The Jone’s continued to play a very important role in my life after the transfer was arranged three days later. I still think Mr. Jones had something to do with making it all come together. Mr. and Mrs. Gallo, my second houseparents were everything I had been told about. I appreciated the change, the rules, and the adherence to a routine. While the following 3 years at Ridgeway were where I really grew up, I look back and thank the heavens for bringing Mr and Mrs Jones into my life during that first month.
Mr. Gallo, while he may have not understood it, supported my love for the dairy and made sure I had full access. I still had to do my house chore rotations, but for some reason I always had more barn time. He also supported my decision to study agriculture as my high school tract, along with college prep including some advance placement classes. Mr. Gallo allowed me to start taking on more responsibilities on the farm, including training and permission to drive tractors and farm equipment on the local roads, totally unheard of before. Other students noticed. Mr. Gallo and Mr. Jones also worked with Mr. Hitz, my agricultural instructor, to set up a training program that gave me the hands on skills to operate a dairy. This included welding, engine repair, and other skills that I have used over the years, not in farming, but in life. I road with the vet, I leaned about some of the medications, I learned about fertilizers, I learned about such a wide variety of topics.
When I had made the decision not to return to Schenectady for my vacations and to stay on campus most mornings and evenings would have me walking the mile and a half from Ridgeway to Green Acres to help Mr. Jones with the milking and farm chores as most of the students from those student homes had gone home. Looking back, he was a mentor to me and made more of an impact than most other adults. On the other hand Mr. Gallo, my housefather at Ridgeway, was a constant for me. He pushed me very hard to expand my limits and boundaries.

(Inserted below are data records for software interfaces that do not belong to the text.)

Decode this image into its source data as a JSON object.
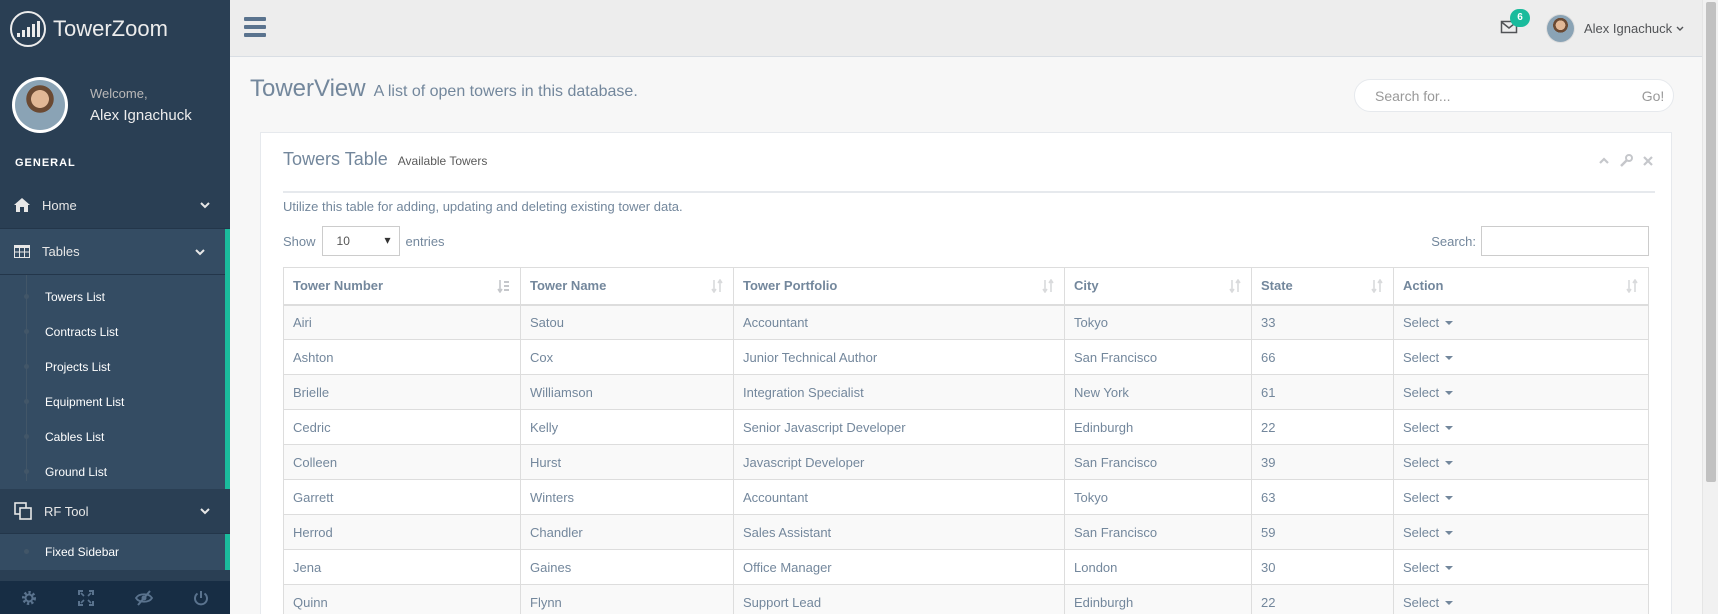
{
  "app": {
    "brand": "TowerZoom"
  },
  "profile": {
    "welcome": "Welcome,",
    "name": "Alex Ignachuck"
  },
  "sidebar": {
    "section_title": "GENERAL",
    "home_label": "Home",
    "tables_label": "Tables",
    "tables_items": [
      {
        "label": "Towers List"
      },
      {
        "label": "Contracts List"
      },
      {
        "label": "Projects List"
      },
      {
        "label": "Equipment List"
      },
      {
        "label": "Cables List"
      },
      {
        "label": "Ground List"
      }
    ],
    "rf_label": "RF Tool",
    "fixed_label": "Fixed Sidebar",
    "footer_icons": [
      "gear-icon",
      "fullscreen-icon",
      "eye-slash-icon",
      "power-icon"
    ]
  },
  "topnav": {
    "mail_count": "6",
    "user_name": "Alex Ignachuck"
  },
  "page": {
    "title": "TowerView",
    "subtitle": "A list of open towers in this database.",
    "search_placeholder": "Search for...",
    "search_go": "Go!"
  },
  "panel": {
    "title": "Towers Table",
    "subtitle": "Available Towers",
    "intro": "Utilize this table for adding, updating and deleting existing tower data.",
    "show_label": "Show",
    "entries_value": "10",
    "entries_label": "entries",
    "search_label": "Search:"
  },
  "table": {
    "columns": [
      "Tower Number",
      "Tower Name",
      "Tower Portfolio",
      "City",
      "State",
      "Action"
    ],
    "rows": [
      [
        "Airi",
        "Satou",
        "Accountant",
        "Tokyo",
        "33",
        "Select"
      ],
      [
        "Ashton",
        "Cox",
        "Junior Technical Author",
        "San Francisco",
        "66",
        "Select"
      ],
      [
        "Brielle",
        "Williamson",
        "Integration Specialist",
        "New York",
        "61",
        "Select"
      ],
      [
        "Cedric",
        "Kelly",
        "Senior Javascript Developer",
        "Edinburgh",
        "22",
        "Select"
      ],
      [
        "Colleen",
        "Hurst",
        "Javascript Developer",
        "San Francisco",
        "39",
        "Select"
      ],
      [
        "Garrett",
        "Winters",
        "Accountant",
        "Tokyo",
        "63",
        "Select"
      ],
      [
        "Herrod",
        "Chandler",
        "Sales Assistant",
        "San Francisco",
        "59",
        "Select"
      ],
      [
        "Jena",
        "Gaines",
        "Office Manager",
        "London",
        "30",
        "Select"
      ],
      [
        "Quinn",
        "Flynn",
        "Support Lead",
        "Edinburgh",
        "22",
        "Select"
      ]
    ]
  },
  "colors": {
    "sidebar": "#2a3f54",
    "accent": "#1abb9c",
    "text": "#73879c"
  }
}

I had a scrapbook with me where I had all of my medals, ribbons, and cut out newspaper articles of my swimming in the age group leagues under the now defunct AAU. Mr. Gallo apperently found the scrap book and one afternoon in November 1979 I was told that I would be staying after school rather than returning to the student home. I had no idea why. I reported to my AP Biology teacher who tossed me a towel and a Speedo. He said, “want to see you on the pool deck in 15 minutes.” I didn’t even know there was a pool, problem one, and I was not sure I was ready for a team sport, problem two, and I was missing my best part of the day, the evening milking, problem three. Problem one was solved first. Problem two was resolved pretty quick as well by a team captain who made sure the new guy (me) was OK, and problem three, well that was a constant battle, but it was only 4 months of the year (and Mr. Gallo made it clear I would be pushing a lawn mower around a pasture every afternoon until I changed me mind).

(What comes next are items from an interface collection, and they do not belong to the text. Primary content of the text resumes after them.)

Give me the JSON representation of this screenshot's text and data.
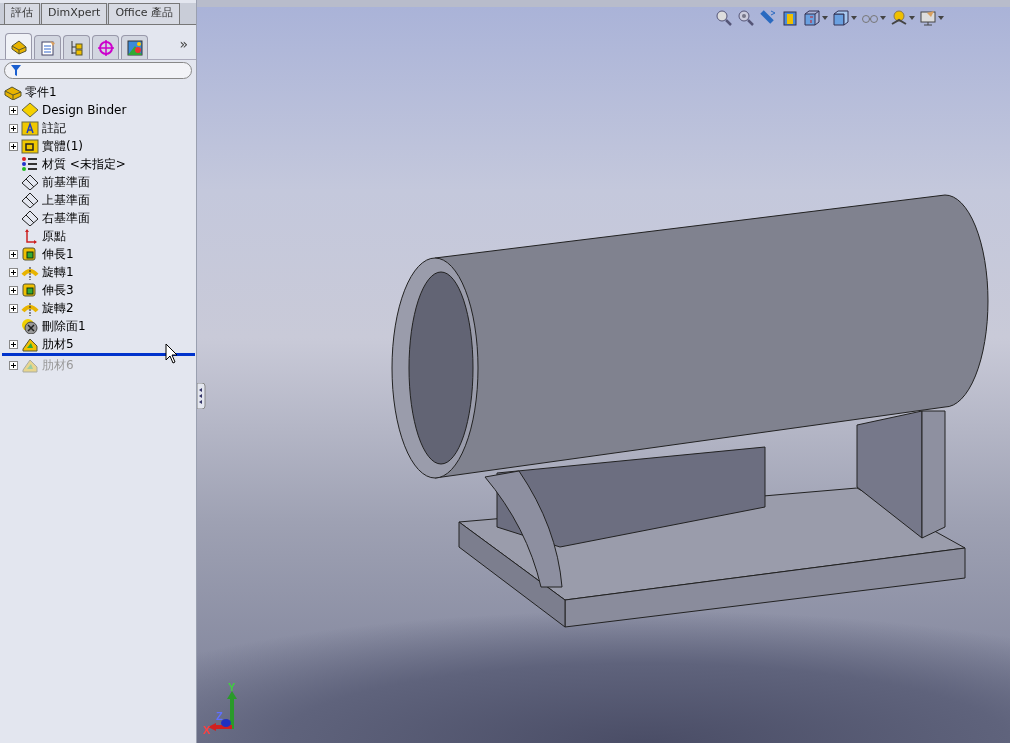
{
  "top_tabs": [
    {
      "label": "評估"
    },
    {
      "label": "DimXpert"
    },
    {
      "label": "Office 產品"
    }
  ],
  "panel_tabs": [
    {
      "kind": "feature",
      "selected": true
    },
    {
      "kind": "property",
      "selected": false
    },
    {
      "kind": "config",
      "selected": false
    },
    {
      "kind": "dimxpert",
      "selected": false
    },
    {
      "kind": "display",
      "selected": false
    }
  ],
  "panel_more": "»",
  "tree": {
    "root": {
      "label": "零件1",
      "kind": "part"
    },
    "items": [
      {
        "label": "Design Binder",
        "kind": "binder",
        "expandable": true,
        "suppressed": false,
        "rollback_below": false
      },
      {
        "label": "註記",
        "kind": "annotation",
        "expandable": true,
        "suppressed": false,
        "rollback_below": false
      },
      {
        "label": "實體(1)",
        "kind": "body",
        "expandable": true,
        "suppressed": false,
        "rollback_below": false
      },
      {
        "label": "材質 <未指定>",
        "kind": "material",
        "expandable": false,
        "suppressed": false,
        "rollback_below": false
      },
      {
        "label": "前基準面",
        "kind": "plane",
        "expandable": false,
        "suppressed": false,
        "rollback_below": false
      },
      {
        "label": "上基準面",
        "kind": "plane",
        "expandable": false,
        "suppressed": false,
        "rollback_below": false
      },
      {
        "label": "右基準面",
        "kind": "plane",
        "expandable": false,
        "suppressed": false,
        "rollback_below": false
      },
      {
        "label": "原點",
        "kind": "origin",
        "expandable": false,
        "suppressed": false,
        "rollback_below": false
      },
      {
        "label": "伸長1",
        "kind": "extrude",
        "expandable": true,
        "suppressed": false,
        "rollback_below": false
      },
      {
        "label": "旋轉1",
        "kind": "revolve",
        "expandable": true,
        "suppressed": false,
        "rollback_below": false
      },
      {
        "label": "伸長3",
        "kind": "extrude",
        "expandable": true,
        "suppressed": false,
        "rollback_below": false
      },
      {
        "label": "旋轉2",
        "kind": "revolve",
        "expandable": true,
        "suppressed": false,
        "rollback_below": false
      },
      {
        "label": "刪除面1",
        "kind": "deleteface",
        "expandable": false,
        "suppressed": false,
        "rollback_below": false
      },
      {
        "label": "肋材5",
        "kind": "rib",
        "expandable": true,
        "suppressed": false,
        "rollback_below": true
      },
      {
        "label": "肋材6",
        "kind": "rib",
        "expandable": true,
        "suppressed": true,
        "rollback_below": false
      }
    ]
  },
  "view_toolbar": [
    {
      "kind": "zoom-fit",
      "menu": false
    },
    {
      "kind": "zoom-area",
      "menu": false
    },
    {
      "kind": "previous",
      "menu": false
    },
    {
      "kind": "section",
      "menu": false
    },
    {
      "kind": "orientation",
      "menu": true
    },
    {
      "kind": "display-style",
      "menu": true
    },
    {
      "kind": "hide-show",
      "menu": true
    },
    {
      "kind": "scene",
      "menu": true
    },
    {
      "kind": "view-settings",
      "menu": true
    }
  ],
  "triad": {
    "x": "X",
    "y": "Y",
    "z": "Z"
  }
}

I ended up excelling in just about everything. Following Hershey life was not easy, but the adults at Hershey had instilled some values in me that have continued to serve me well, and have allowed me to make a tremendous difference in other people’s lives. A fact I did not realize until last month when I went home to Hershey and was standing in the middle of the new campus commons and looked down at the pillars of the community.
Even though I did not know it at the time these fine people taught me what is on each of the pillars.
Adults can make a difference. I will always thank God that Mr. and Mrs. Jones were brought into my life. I thank the Mr. Gallo for his care. I thank Mrs. Gallo for her listening occasionally. There are so many others during those for years, I wish I could remember their names. But, Mr. Jones, I never said “Thank you!” and it is long overdue.